The DV500 natively supports two file formats - the old AVI 1 format with a 2Gb file size limit, and AVI 1.1, which, with OpenDML, can create terabyte file sizes.
This can be achieved using the bundled Adobe Premiere 5.1.
Real-time 2D transitions include cross-dissolves and wipes.
A real-time gradient wipe is also available, into which any of the 300 bundled Pixelan SpiceRack gradient bitmaps can be loaded.
Bitmaps with alpha channel can also be superimposed over moving video, and faded up and down in real-time.
Pinnacle also bundles HollywoodFX, a selection of 3D transitions that although not real-time can make use of available graphics card 3D acceleration for faster rendering.
Other bundled applets include TitleDeko titling software plug-in to complement Premiere's capabilities and Sonic Foundry's ACID Music for the production, arranging and editing of loop-based music tracks.
Minerva Impression CD-Pro enables the creation of MP2 and WAV images for burning on CD or DVD, together with a software MPEG-2 player, DirectX Media run-time drivers, and DVD style menu.
Alternatively by encoding to the lower quality MPEG-1 using TMPGEnc (tmpenc.com) VideoCD format disks can be created on CD-RW disks that are compatible with a number of DVD players that support VideoCD.
Other output options include recording directly to tape via the analogue output or to maintain quality use the second DV port to connect a digital VCR or camcorder although it should be borne in mind that many European camcorders do not support DV in.
Using device control, video can be dumped frame accurately from the timeline to a DV VCR.
At around £600 the DV500 allows high quality lossless video manipulation.
By including analogue input it offers maximum flexibility in video sources but if this is not a requirement the cheaper Studio DV Plus may suffice although this does not include the excellent Premiere either.

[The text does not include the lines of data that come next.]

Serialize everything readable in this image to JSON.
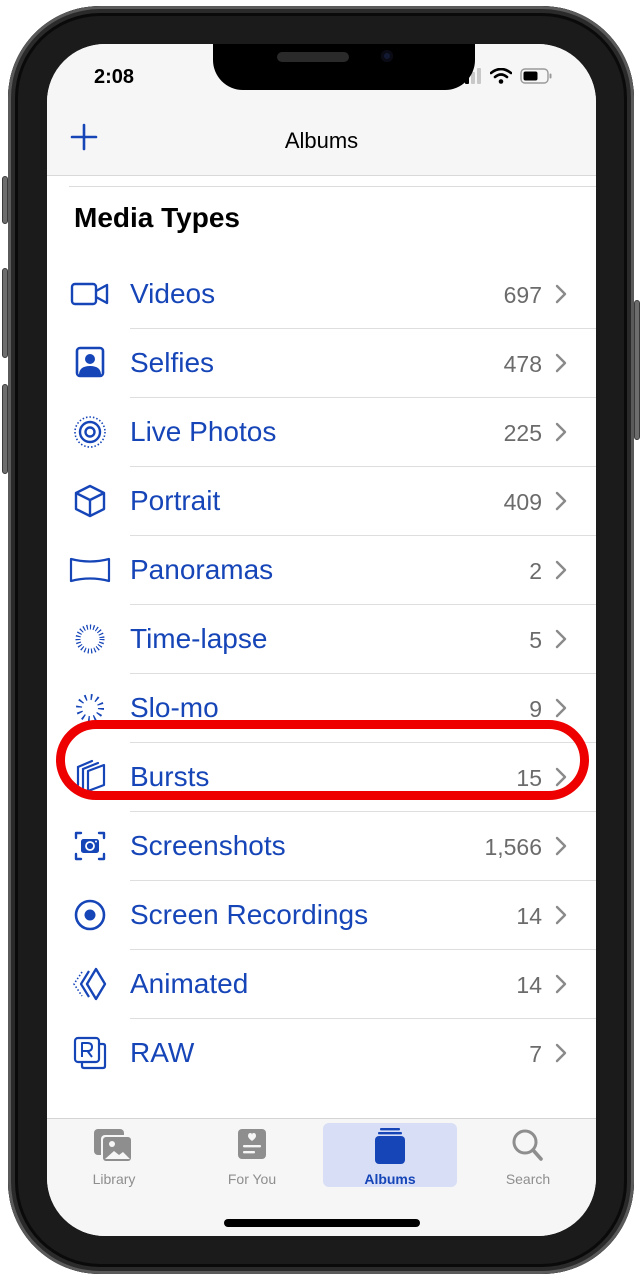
{
  "status_bar": {
    "time": "2:08",
    "icons": [
      "cellular-signal-icon",
      "wifi-icon",
      "battery-icon"
    ]
  },
  "nav": {
    "title": "Albums",
    "add_icon": "plus-icon"
  },
  "section": {
    "title": "Media Types"
  },
  "colors": {
    "accent": "#1645b8",
    "count_text": "#6b6b6b",
    "highlight": "#ee0000",
    "tab_inactive": "#8e8e8e",
    "tab_active_bg": "#d7def5"
  },
  "media_types": [
    {
      "icon": "video-camera-icon",
      "label": "Videos",
      "count": "697"
    },
    {
      "icon": "selfie-portrait-icon",
      "label": "Selfies",
      "count": "478"
    },
    {
      "icon": "live-photo-icon",
      "label": "Live Photos",
      "count": "225"
    },
    {
      "icon": "portrait-cube-icon",
      "label": "Portrait",
      "count": "409"
    },
    {
      "icon": "panorama-icon",
      "label": "Panoramas",
      "count": "2"
    },
    {
      "icon": "time-lapse-icon",
      "label": "Time-lapse",
      "count": "5"
    },
    {
      "icon": "slo-mo-icon",
      "label": "Slo-mo",
      "count": "9"
    },
    {
      "icon": "bursts-icon",
      "label": "Bursts",
      "count": "15",
      "highlighted": true
    },
    {
      "icon": "screenshot-icon",
      "label": "Screenshots",
      "count": "1,566"
    },
    {
      "icon": "screen-recording-icon",
      "label": "Screen Recordings",
      "count": "14"
    },
    {
      "icon": "animated-icon",
      "label": "Animated",
      "count": "14"
    },
    {
      "icon": "raw-icon",
      "label": "RAW",
      "count": "7"
    }
  ],
  "tab_bar": {
    "tabs": [
      {
        "icon": "library-photos-icon",
        "label": "Library",
        "active": false
      },
      {
        "icon": "for-you-icon",
        "label": "For You",
        "active": false
      },
      {
        "icon": "albums-stack-icon",
        "label": "Albums",
        "active": true
      },
      {
        "icon": "search-icon",
        "label": "Search",
        "active": false
      }
    ]
  }
}
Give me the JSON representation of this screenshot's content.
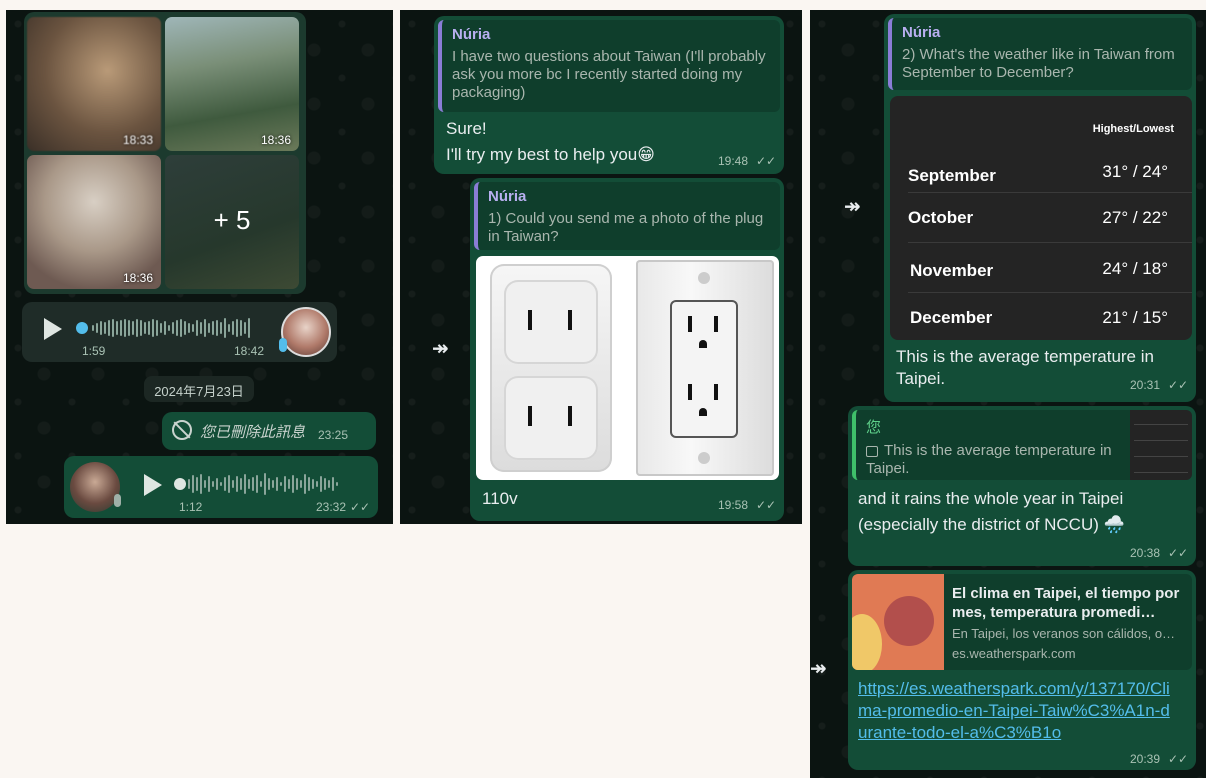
{
  "panel1": {
    "photos": [
      {
        "time": "18:33"
      },
      {
        "time": "18:36"
      },
      {
        "time": "18:36"
      },
      {
        "more": "+ 5"
      }
    ],
    "voice1": {
      "duration": "1:59",
      "time": "18:42"
    },
    "date_chip": "2024年7月23日",
    "deleted": {
      "text": "您已刪除此訊息",
      "time": "23:25"
    },
    "voice2": {
      "duration": "1:12",
      "time": "23:32"
    }
  },
  "panel2": {
    "msg1": {
      "quote_name": "Núria",
      "quote_text": "I have two questions about Taiwan (I'll probably ask you more bc I recently started doing my packaging)",
      "line1": "Sure!",
      "line2": "I'll try my best to help you😁",
      "time": "19:48"
    },
    "msg2": {
      "quote_name": "Núria",
      "quote_text": "1) Could you send me a photo of the plug in Taiwan?",
      "caption": "110v",
      "time": "19:58"
    }
  },
  "panel3": {
    "msg1": {
      "quote_name": "Núria",
      "quote_text": "2) What's the weather like in Taiwan from September to December?",
      "table_header": "Highest/Lowest",
      "rows": [
        {
          "month": "September",
          "temp": "31° / 24°"
        },
        {
          "month": "October",
          "temp": "27° / 22°"
        },
        {
          "month": "November",
          "temp": "24° / 18°"
        },
        {
          "month": "December",
          "temp": "21° / 15°"
        }
      ],
      "text": "This is the average temperature in Taipei.",
      "time": "20:31"
    },
    "msg2": {
      "quote_name": "您",
      "quote_text": "This is the average temperature in Taipei.",
      "text": "and it rains the whole year in Taipei (especially the district of NCCU) 🌧️",
      "time": "20:38"
    },
    "msg3": {
      "link_title": "El clima en Taipei, el tiempo por mes, temperatura promedi…",
      "link_desc": "En Taipei, los veranos son cálidos, o…",
      "link_domain": "es.weatherspark.com",
      "url": "https://es.weatherspark.com/y/137170/Clima-promedio-en-Taipei-Taiw%C3%A1n-durante-todo-el-a%C3%B1o",
      "time": "20:39"
    }
  },
  "ticks": "✓✓",
  "forward_glyph": "↠"
}
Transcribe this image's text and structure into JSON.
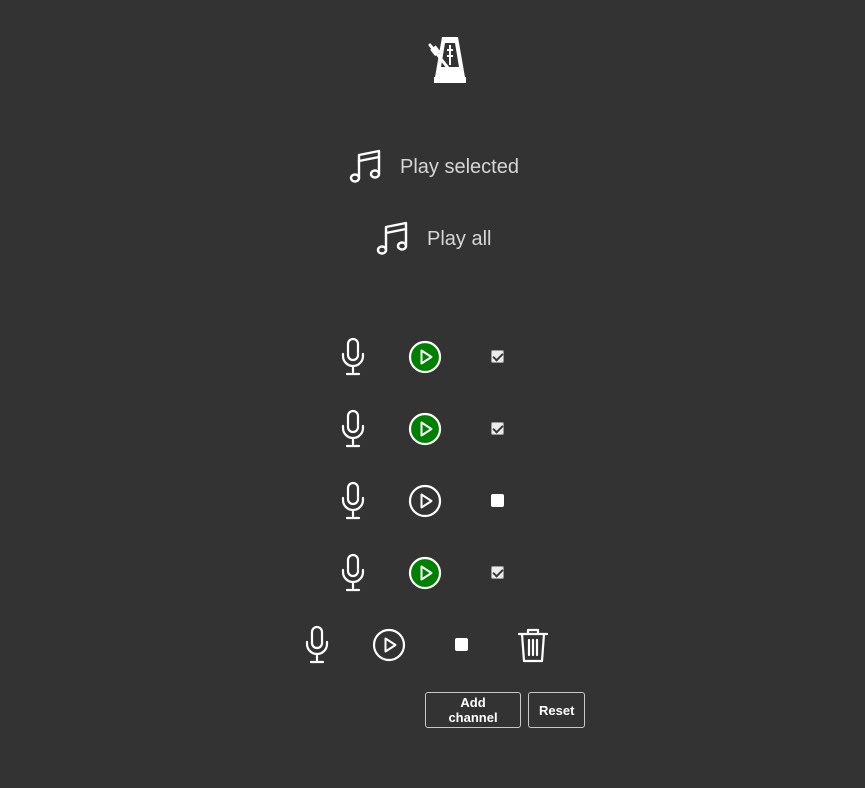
{
  "header": {
    "metronome_icon": "metronome-icon"
  },
  "playback": {
    "play_selected_label": "Play selected",
    "play_all_label": "Play all",
    "icon": "music-note-icon"
  },
  "channels": [
    {
      "record_icon": "microphone-icon",
      "play_icon": "play-icon",
      "playing": true,
      "selected": true,
      "deletable": false
    },
    {
      "record_icon": "microphone-icon",
      "play_icon": "play-icon",
      "playing": true,
      "selected": true,
      "deletable": false
    },
    {
      "record_icon": "microphone-icon",
      "play_icon": "play-icon",
      "playing": false,
      "selected": false,
      "deletable": false
    },
    {
      "record_icon": "microphone-icon",
      "play_icon": "play-icon",
      "playing": true,
      "selected": true,
      "deletable": false
    },
    {
      "record_icon": "microphone-icon",
      "play_icon": "play-icon",
      "playing": false,
      "selected": false,
      "deletable": true,
      "delete_icon": "trash-icon"
    }
  ],
  "controls": {
    "add_channel_label": "Add channel",
    "reset_label": "Reset"
  },
  "colors": {
    "background": "#333333",
    "active_play": "#008000",
    "foreground": "#ffffff",
    "label": "#d6d6d6"
  }
}
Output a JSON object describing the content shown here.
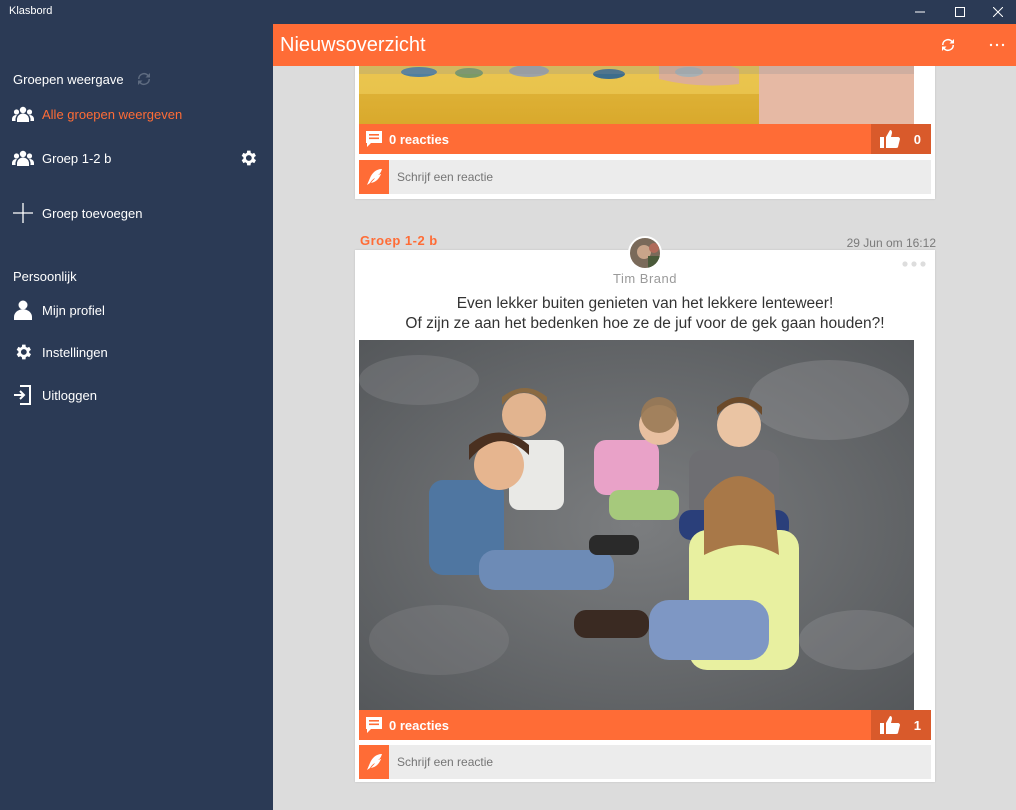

Although IEEE1394 FireWire ports are becoming increasingly familiar, especially on notebooks, the DV capture specific tools and real-time transitions will save considerable time when used for serious video editing.